Joansa Construction - Page 8
Rick Fletcher - Central Coast NSW Australia
Click the Pic to view Full Size
1.These are the so-called "flap sanders" both for an angle grinder and drill (mentioned on page 7).
2. These are the parts for the quarter knee - rather than just using a ply doubler, I used a spacer piece of hoop pine which extends undere the inwhale for extra strength.
3/4. Rebating the top layer of ply is best done with a series of saw cuts to the marked depth (4mm). Then chisel out the intermediate sections.
5.The fancy curved end is useful work for a cutter held in the Dremel.
6. An armfull of clamps epoxied the quarter knees in place.

7. For some strange reason I have decided to add a small foredeck to my Joansa. Should be good for trips out into the Tasman ocean (!). This was my method for establishing curves and heights.
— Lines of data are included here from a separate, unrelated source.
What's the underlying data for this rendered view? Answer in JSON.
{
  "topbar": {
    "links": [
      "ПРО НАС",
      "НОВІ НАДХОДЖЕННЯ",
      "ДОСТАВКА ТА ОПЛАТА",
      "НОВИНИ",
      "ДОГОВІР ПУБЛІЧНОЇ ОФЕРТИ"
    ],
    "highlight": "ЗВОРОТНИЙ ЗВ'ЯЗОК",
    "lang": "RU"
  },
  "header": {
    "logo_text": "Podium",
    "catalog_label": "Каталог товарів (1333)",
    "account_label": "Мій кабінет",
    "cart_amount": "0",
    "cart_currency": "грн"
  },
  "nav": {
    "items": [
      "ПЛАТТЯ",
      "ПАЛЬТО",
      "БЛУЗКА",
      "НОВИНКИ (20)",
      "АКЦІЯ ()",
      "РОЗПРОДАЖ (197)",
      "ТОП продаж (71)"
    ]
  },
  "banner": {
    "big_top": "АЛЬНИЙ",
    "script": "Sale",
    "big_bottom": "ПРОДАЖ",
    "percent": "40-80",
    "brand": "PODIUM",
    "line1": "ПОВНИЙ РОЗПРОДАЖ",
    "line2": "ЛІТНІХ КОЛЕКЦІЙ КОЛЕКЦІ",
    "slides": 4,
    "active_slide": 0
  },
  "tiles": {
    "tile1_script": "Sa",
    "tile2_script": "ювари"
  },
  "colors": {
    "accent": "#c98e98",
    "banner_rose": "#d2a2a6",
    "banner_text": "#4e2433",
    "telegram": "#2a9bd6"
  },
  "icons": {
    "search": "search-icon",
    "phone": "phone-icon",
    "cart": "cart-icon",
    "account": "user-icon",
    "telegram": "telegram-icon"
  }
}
8. The apex of the curved deck beam forming the rear of the foredeck was established by sighting from the stem to the transom. I then guessed a "fair curve".
9. As the ply deck needs to bend in a straight line ie. a conical shape in this case, I pivoted a batten at the bow and moved it through even distances (chalked on the aft deck beam)
10. At each chalked positon, I measured the offset from the bottom of a batten set at the position of the intermediated deck beam ...
11. These offsets were then transferred to a ply pattern which was used to make the intermediate deck beam.
12. The two deck beams in position.
13. I doubled the tickness of the deckbeams to a final thickness of 12mm.
14. because I am an idiot and didn't leave enough 4mm ply to cover the foredeck, I had to come up with another scheme ...
15... using a bit of left over oar laminate to make a central rib. This is rebated each side to take two half decks.
16. This central rib needs housing into the deck beams and the stem.
17. How much simpler it would have been if I had just followed the plans!
18. The intention is to fit a coaming at the aft end of this deck.
19. Hopefully it will be useful for stowing some light object like surplus clothing or lunch.
20. A reinforcing ply plate is necessary for the inside of the transom. It will also lock in the extra knee I have added here.
21. A couple of steel rules are being used to hold a temporary dam in place so that I can pour some epoxy here. This will be used to take a stainless steel tube athwartships to accept a towing pin.

22. The building jig has had some cross braces added to take the inverted hull.

23. Over she goes - ready for the keel and chine fibre-glassing.
24. The planks are filleted as per John's instructions. Gives a nice "clinker" look.

OzSite Design  Industrial & Rural Website Specialists